Despair can act like an emotional winter, stopping my outer world for while and slowing me down both physically and spiritually. It can look very discouraging on the outside, but inside, like the roots of a tree during the cold dark months, it can prompt some very deep, very long-lasting growth. Dealing with some of the issues that stir despair – fear, insecurity, doubt, worry, theological issues, woundedness – when I invite Jesus to speak to them and He does, I am not the same afterwards. When spring rolls back around, as it always does, the platform on which new growth emerges is wider, stronger and more solid.

Despair can demand expression, a chance to speak into my life. Pretending it isn’t there or ignoring it only prolongs the pain. It is sort of like when my husband and I have a disagreement. (It happens.) And we postpone our conversation to reconcile it. Those are some long, cold nights. It feels the same with my heart when I ignore something that it wants to talk with me about.

Despair can force an honesty and willingness to engage Jesus out of me. Because it hurts so much, it has the capacity to remove the filter I often put over my words, that leads me to say the things I think are acceptable and “right” in church circles. This is a fancy way of saying that I will often try to lie about the condition of my heart if I can get away with it. The pain of despair can lead me to stop playing games and bring my darkness into the light so Jesus can speak to it and heal it.

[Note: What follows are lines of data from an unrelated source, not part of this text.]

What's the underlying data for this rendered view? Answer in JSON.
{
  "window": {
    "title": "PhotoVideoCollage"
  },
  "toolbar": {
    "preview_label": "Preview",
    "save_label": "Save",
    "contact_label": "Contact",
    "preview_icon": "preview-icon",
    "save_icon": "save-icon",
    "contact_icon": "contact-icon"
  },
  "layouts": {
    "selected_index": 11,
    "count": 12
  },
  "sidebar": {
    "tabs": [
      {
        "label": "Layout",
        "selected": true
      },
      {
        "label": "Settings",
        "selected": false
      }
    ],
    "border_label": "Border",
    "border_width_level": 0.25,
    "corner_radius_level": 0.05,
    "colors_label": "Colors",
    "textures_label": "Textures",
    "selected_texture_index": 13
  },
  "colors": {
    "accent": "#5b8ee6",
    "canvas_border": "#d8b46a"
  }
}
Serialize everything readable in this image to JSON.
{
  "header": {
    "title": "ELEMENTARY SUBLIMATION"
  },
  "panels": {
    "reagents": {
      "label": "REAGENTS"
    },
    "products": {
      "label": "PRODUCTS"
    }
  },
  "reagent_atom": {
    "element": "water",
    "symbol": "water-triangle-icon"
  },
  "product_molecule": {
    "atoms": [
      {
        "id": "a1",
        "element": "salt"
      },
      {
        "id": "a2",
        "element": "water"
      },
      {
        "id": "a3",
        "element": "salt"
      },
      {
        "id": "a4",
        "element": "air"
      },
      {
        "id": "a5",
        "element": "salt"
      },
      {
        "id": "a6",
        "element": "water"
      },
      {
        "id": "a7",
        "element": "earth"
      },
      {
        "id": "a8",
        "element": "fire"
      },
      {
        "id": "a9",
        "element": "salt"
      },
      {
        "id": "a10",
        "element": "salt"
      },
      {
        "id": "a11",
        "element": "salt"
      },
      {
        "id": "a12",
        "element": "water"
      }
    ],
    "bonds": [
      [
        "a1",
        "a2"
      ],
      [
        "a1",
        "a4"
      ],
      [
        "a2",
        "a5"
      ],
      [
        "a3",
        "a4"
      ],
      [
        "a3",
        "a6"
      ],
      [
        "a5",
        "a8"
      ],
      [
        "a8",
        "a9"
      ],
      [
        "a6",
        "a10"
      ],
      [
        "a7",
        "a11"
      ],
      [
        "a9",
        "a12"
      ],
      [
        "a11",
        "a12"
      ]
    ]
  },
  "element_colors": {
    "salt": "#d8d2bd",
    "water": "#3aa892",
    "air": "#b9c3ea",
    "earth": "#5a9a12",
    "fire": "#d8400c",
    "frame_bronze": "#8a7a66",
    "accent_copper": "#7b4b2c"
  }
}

And despair creates in me a longing for His coming, for Him to re-create this world where there is no more pain, tears or hopelessness. Despair can drive me to realize that my only hope doesn’t come from this world. It can drive me, wounded and weeping into the arms of my Savior, who makes all things right with His presence. I am learning that whatever brings me into His presence can be a blessing to me.

Where Jesus is, there is always hope. He holds the power in His hands to change things. Heal things. Raise them from the dead. External things and life’s circumstances – sometimes. When we encounter Him, He doesn’t always fix what is broken on the outside, but He always changes our hearts. And when that happens, when our hearts are renewed and strengthened and we see the world for how it really is, we have the strength to withstand the pain that comes our way. We have the ability to find Him and His joy in the midst of terrible darkness. We may fall, but in the falling, we find there is ground beneath us. Solid ground that holds. Despair can lead us to discover that He is truly enough. That He is love. That He is capable of redeeming even the worst of our fears and pain. These are truths that are only theoretical till proven true in our lives through the crucible of despair.